It seems counter-intuitive, but there’s a lot of logic and science behind it.

Generally, when someone is rushed they make mistakes. There are ways to counteract the “rushed state of mind” and they are addressed below in the Exceptional Mindfulness section below.

One Option is Mindfulness

Some might think this is kind of a New Age, airy fairy thing but it’s not … it works.

What is Mindfulness?

Mindfulness is a state of active, open attention on the present. When you’re mindful, you observe your thoughts and feelings from a distance, without judging them good or bad. Instead of letting your life pass you by, mindfulness means living in the moment and awakening to experience. via Psychology Today

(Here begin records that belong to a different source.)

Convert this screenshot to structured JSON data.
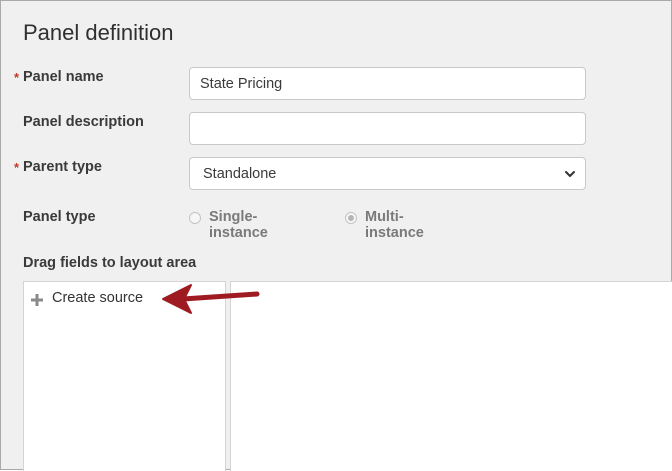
{
  "title": "Panel definition",
  "required_marker": "*",
  "fields": {
    "panel_name": {
      "label": "Panel name",
      "value": "State Pricing"
    },
    "panel_description": {
      "label": "Panel description",
      "value": ""
    },
    "parent_type": {
      "label": "Parent type",
      "value": "Standalone"
    }
  },
  "panel_type": {
    "label": "Panel type",
    "options": [
      "Single-instance",
      "Multi-instance"
    ],
    "selected": "Multi-instance"
  },
  "layout": {
    "label": "Drag fields to layout area",
    "create_source_label": "Create source"
  },
  "colors": {
    "required": "#c0392b",
    "annotation_arrow": "#9e1b22"
  },
  "icons": [
    "chevron-down-icon",
    "plus-icon",
    "annotation-arrow"
  ]
}
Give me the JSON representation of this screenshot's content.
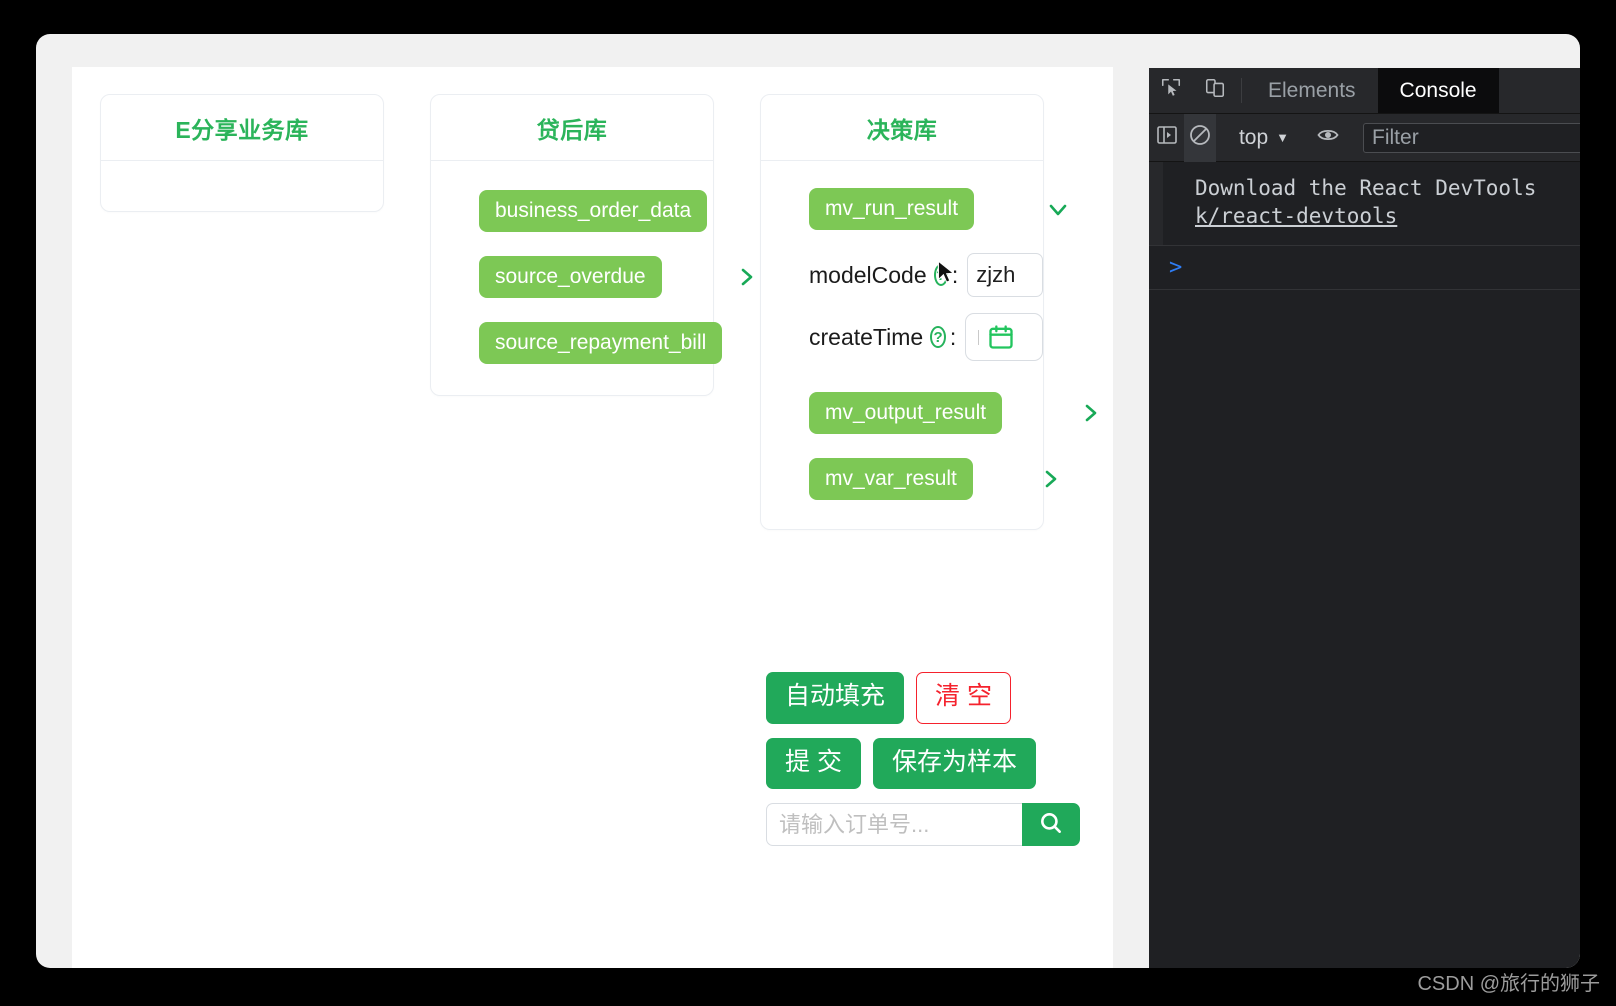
{
  "window": {
    "background_color": "#000000",
    "chrome_color": "#f1f1f1"
  },
  "page": {
    "cards": [
      {
        "title": "E分享业务库",
        "tags": []
      },
      {
        "title": "贷后库",
        "tags": [
          "business_order_data",
          "source_overdue",
          "source_repayment_bill"
        ]
      },
      {
        "title": "决策库",
        "tags": [
          "mv_run_result",
          "mv_output_result",
          "mv_var_result"
        ],
        "fields": [
          {
            "label": "modelCode",
            "help": "?",
            "value": "zjzh"
          },
          {
            "label": "createTime",
            "help": "?",
            "value": ""
          }
        ]
      }
    ],
    "icons": {
      "chevron_right": "chevron-right-icon",
      "chevron_down": "chevron-down-icon",
      "calendar": "calendar-icon",
      "search": "search-icon",
      "help": "help-circle-icon"
    },
    "buttons": {
      "auto_fill": "自动填充",
      "clear": "清 空",
      "submit": "提 交",
      "save_as_sample": "保存为样本"
    },
    "search": {
      "placeholder": "请输入订单号...",
      "value": ""
    },
    "colors": {
      "tag_green": "#7dc855",
      "button_green": "#21a95a",
      "title_green": "#2bb45a",
      "danger_red": "#f5222d"
    }
  },
  "devtools": {
    "tabs": [
      {
        "label": "Elements",
        "active": false
      },
      {
        "label": "Console",
        "active": true
      }
    ],
    "toolbar": {
      "context": "top",
      "filter_placeholder": "Filter",
      "filter_value": ""
    },
    "console": {
      "messages": [
        {
          "text": "Download the React DevTools",
          "link": "k/react-devtools"
        }
      ],
      "prompt": ">"
    }
  },
  "watermark": "CSDN @旅行的狮子"
}
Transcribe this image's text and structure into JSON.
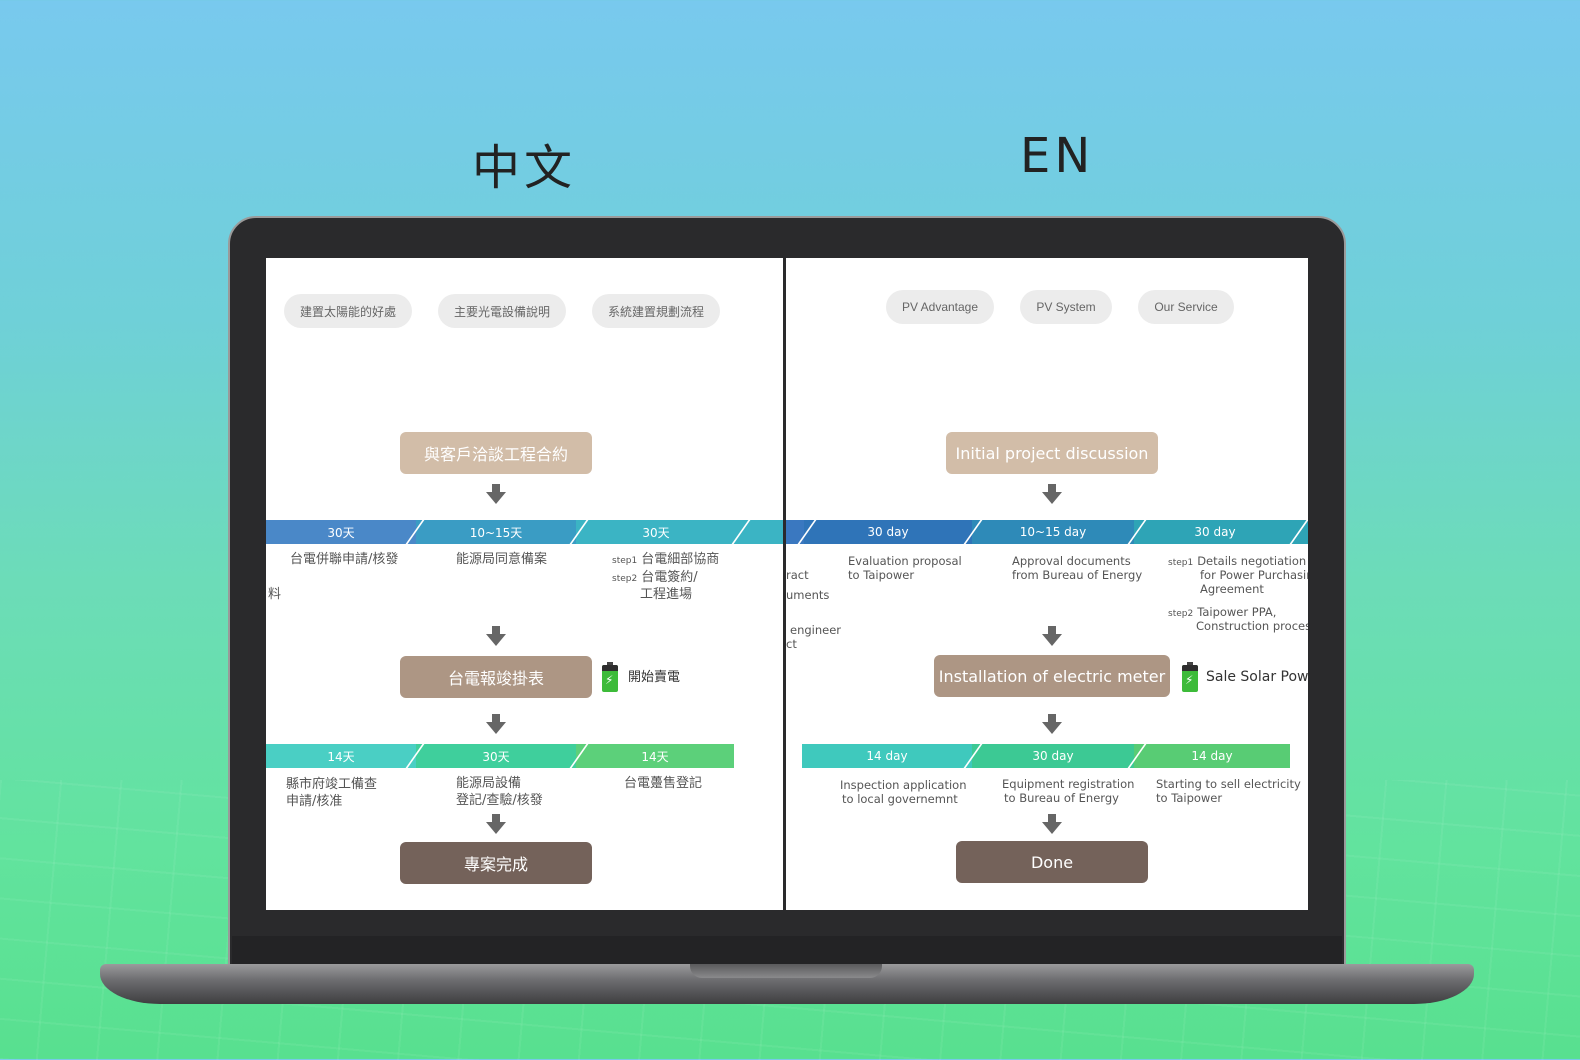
{
  "headings": {
    "zh": "中文",
    "en": "EN"
  },
  "zh": {
    "tabs": [
      "建置太陽能的好處",
      "主要光電設備說明",
      "系統建置規劃流程"
    ],
    "box1": "與客戶洽談工程合約",
    "bar1": [
      "30天",
      "10~15天",
      "30天"
    ],
    "row1": {
      "a": "台電併聯申請/核發",
      "b": "能源局同意備案",
      "c_step1_tag": "step1",
      "c_step1": "台電細部協商",
      "c_step2_tag": "step2",
      "c_step2": "台電簽約/",
      "c_step2b": "工程進場",
      "edge": "料"
    },
    "box2": "台電報竣掛表",
    "sell": "開始賣電",
    "bar2": [
      "14天",
      "30天",
      "14天"
    ],
    "row2": {
      "a1": "縣市府竣工備查",
      "a2": "申請/核准",
      "b1": "能源局設備",
      "b2": "登記/查驗/核發",
      "c": "台電躉售登記"
    },
    "box3": "專案完成"
  },
  "en": {
    "tabs": [
      "PV Advantage",
      "PV System",
      "Our Service"
    ],
    "box1": "Initial project discussion",
    "bar1": [
      "30 day",
      "10~15 day",
      "30 day"
    ],
    "row1": {
      "a1": "Evaluation proposal",
      "a2": "to Taipower",
      "b1": "Approval documents",
      "b2": "from Bureau of Energy",
      "c_step1_tag": "step1",
      "c1": "Details negotiation",
      "c2": "for Power Purchasin",
      "c3": "Agreement",
      "c_step2_tag": "step2",
      "c4": "Taipower PPA,",
      "c5": "Construction proces",
      "edge1": "ract",
      "edge2": "uments",
      "edge3": "engineer",
      "edge4": "ct"
    },
    "box2": "Installation of electric meter",
    "sell": "Sale Solar Powe",
    "bar2": [
      "14 day",
      "30 day",
      "14 day"
    ],
    "row2": {
      "a1": "Inspection application",
      "a2": "to local governemnt",
      "b1": "Equipment registration",
      "b2": "to Bureau of Energy",
      "c1": "Starting to sell electricity",
      "c2": "to Taipower"
    },
    "box3": "Done"
  },
  "colors": {
    "bar1": [
      "#4a88c8",
      "#3a9cc4",
      "#3bb4c4"
    ],
    "bar2": [
      "#4acfc4",
      "#3fcf9c",
      "#5cd07a"
    ],
    "box1": "#d2bda8",
    "box2": "#ad9684",
    "box3": "#74625a"
  }
}
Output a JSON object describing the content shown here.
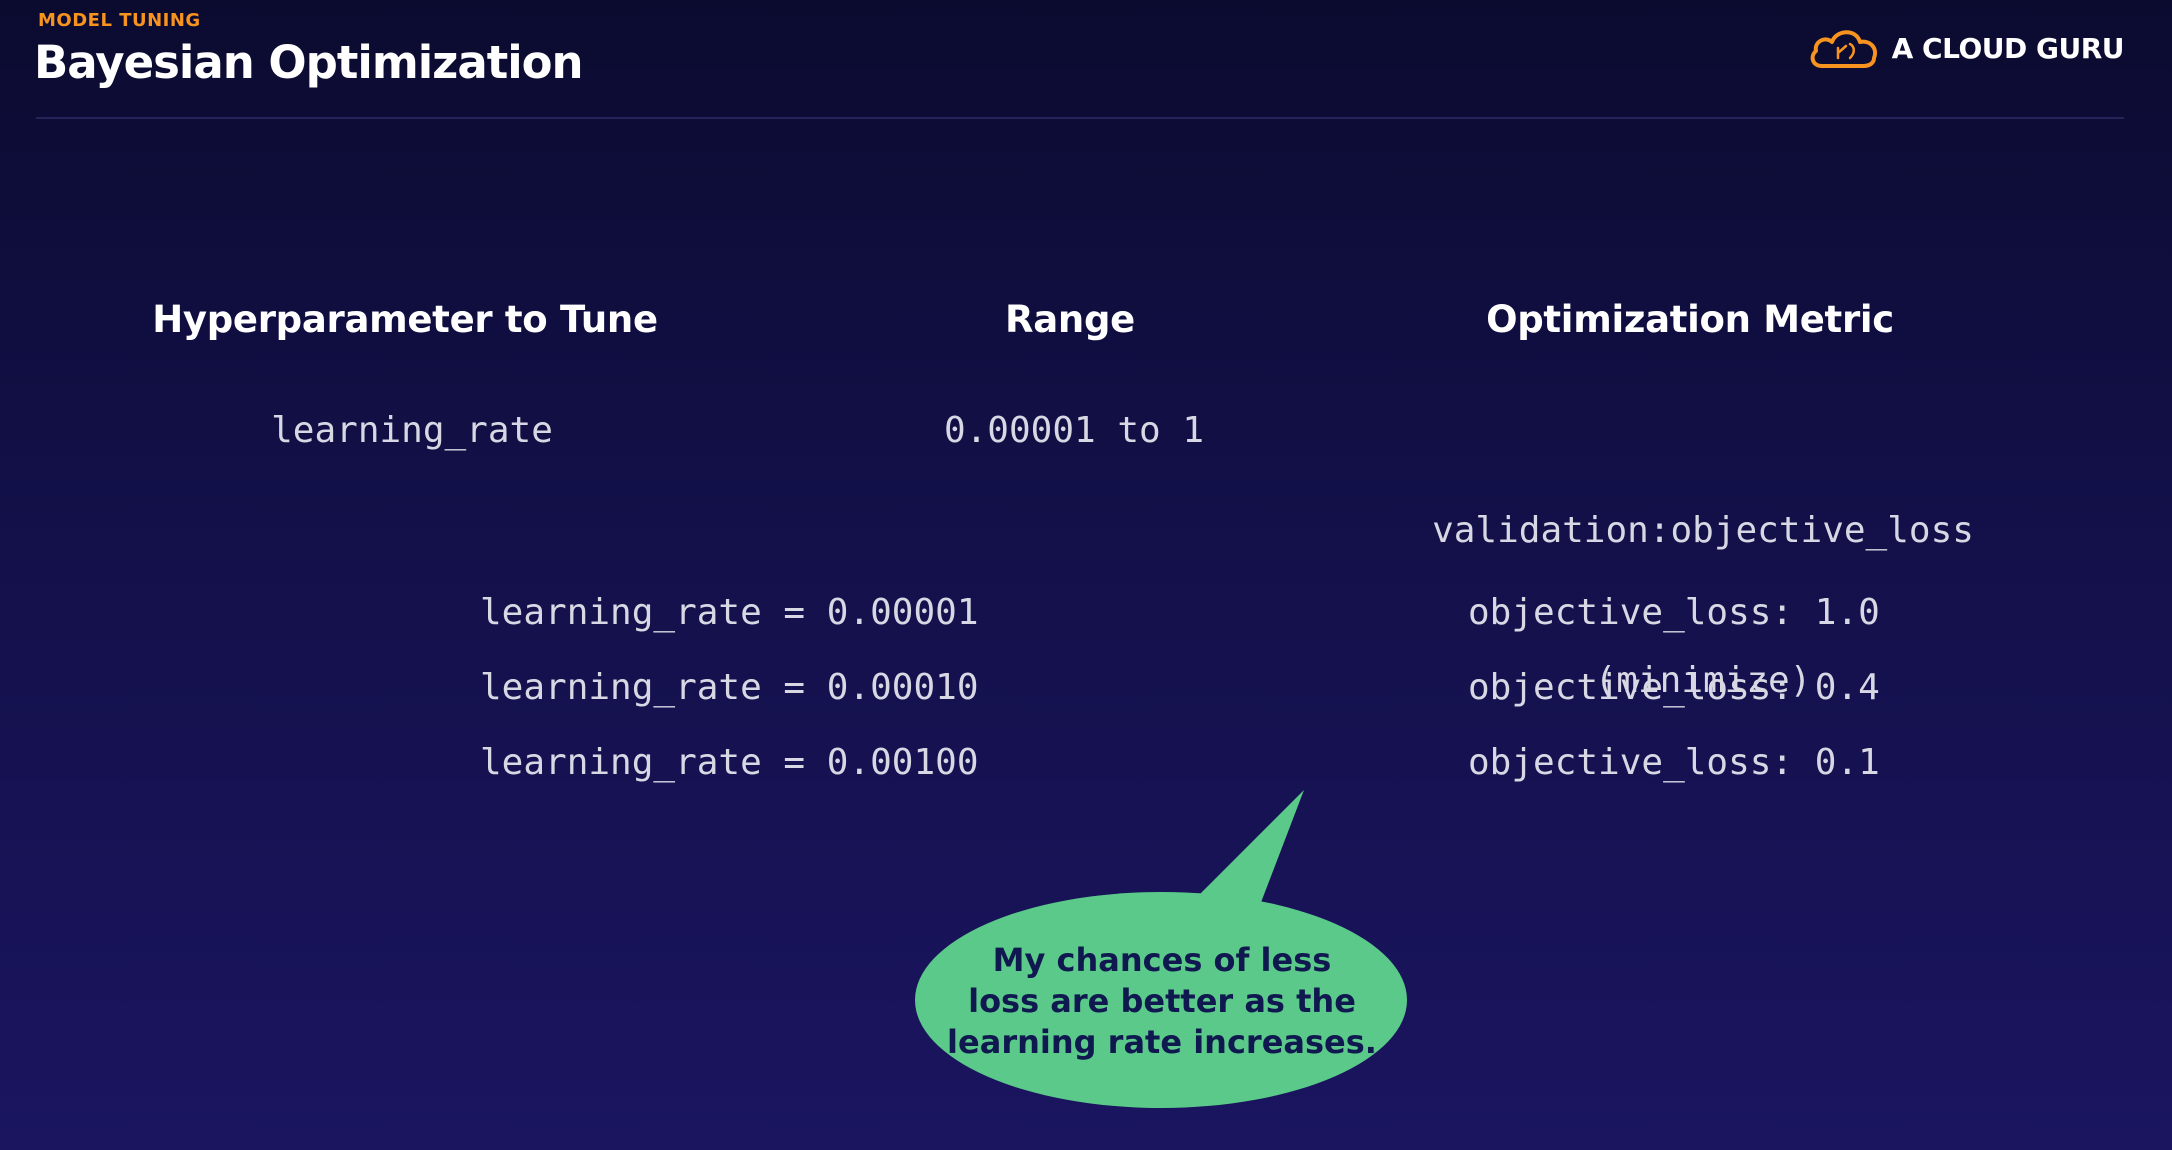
{
  "header": {
    "kicker": "MODEL TUNING",
    "title": "Bayesian Optimization",
    "brand_name": "A CLOUD GURU",
    "brand_icon": "cloud-logo-icon"
  },
  "table": {
    "headers": [
      "Hyperparameter to Tune",
      "Range",
      "Optimization Metric"
    ],
    "row": {
      "hyperparameter": "learning_rate",
      "range": "0.00001 to 1",
      "metric_line1": "validation:objective_loss",
      "metric_line2": "(minimize)"
    }
  },
  "trials": [
    {
      "setting": "learning_rate = 0.00001",
      "result": "objective_loss: 1.0"
    },
    {
      "setting": "learning_rate = 0.00010",
      "result": "objective_loss: 0.4"
    },
    {
      "setting": "learning_rate = 0.00100",
      "result": "objective_loss: 0.1"
    }
  ],
  "callout": {
    "line1": "My chances of less",
    "line2": "loss are better as the",
    "line3": "learning rate increases."
  },
  "colors": {
    "accent": "#f7931e",
    "bubble": "#5bc98a",
    "background": "#131049"
  }
}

While practicing mindfulness may not be for you there are a few simple, yet tried and true, techniques for helping you to Slow Down to Speed Up.

And, it’s very easy to get started.

  • Seek Clarity – Use the Pareto Principle of 80-20. Where 80% of the time should be focused on inquiry and 20% of the time on execution.
  • Live Your Values – As part of the clarity seeking process take the time to make sure that the decisions align with your values – both personally and professionally.
  • Ask More Questions (expect hard answers) – As part of the seeking clarity efforts there will be a lot of questions. If using the Pareto Principle there will be 80% more questions than actions. As part of this effort … “Don’t Shoot the Messenger” … meaning expect challenging responses and address them by living your values and seeking clarity.

The time spent up front will help speed things up in the long run. Some might think that the time spent up front is a waste of time. And, sometimes it will be. However, that time spend seeking clarity, asking questions and aligning with your personal and professional values will show. You will stand out in your career for making the time and taking the time now … for the long view benefits later.

Exceptional Mindfulness

How to counter this “rushed” feeling? Train, train, and train some more.

First responders are great examples of people that are often rushed, yet very calm in their demeanor and execution of the task at hand. Why? Because they train for it. They also have a mind (and body) for their chosen line of work … otherwise they would have washed out or otherwise chosen another line of work.

So, the next time you see a first responder – whether it’s a police officer, a firefighter or even an emergency room doctor … thank them. Your tax dollars are hard at work helping them become more mindful.

Strategic Speed is a Function of Leadership

Another example comes from a May 2010 article in the Harvard Business Review. Where they studied 343 businesses for the effectiveness at using speed “strategically” to drive the business forward. The result is a table in the article that shows clear differences between Strategically Fast Companies Vs. Strategically Slow Companies. There are 8 characteristics highlighted that Fast vs. Slow companies exhibit. The conclusion is that Strategic Speed is a function of the leadership team and how they embrace and envision the business.

“Teams that become comfortable taking time to get things right, rather than plow ahead full bore, are more successful in meeting their business objectives.” via HBR

And, of course, there is the seminal book “Thinking, Fast and Slow” by the Nobel prize winning psychologist and author Daniel Kahneman. Where he shows the reader about the facts and fallacies System 1 and System 2 in the brain can lead us into when making decisions. He highlights a few areas where our brains can lead us down the wrong path and into conclusions that may not be the best in the long run. The key takeaway for me is that by consciously Slowing Down can lead to actively Speeding Up.

What do you think?

  • Have you found yourself slowing down to speed up?
  • Have you worked in an environment like this?
  • How did it work out?

Add your thoughts and ideas here and we’ll see if we can get a dialogue going. Together we can slow down to speed up. When we do it right we all come out the better for it.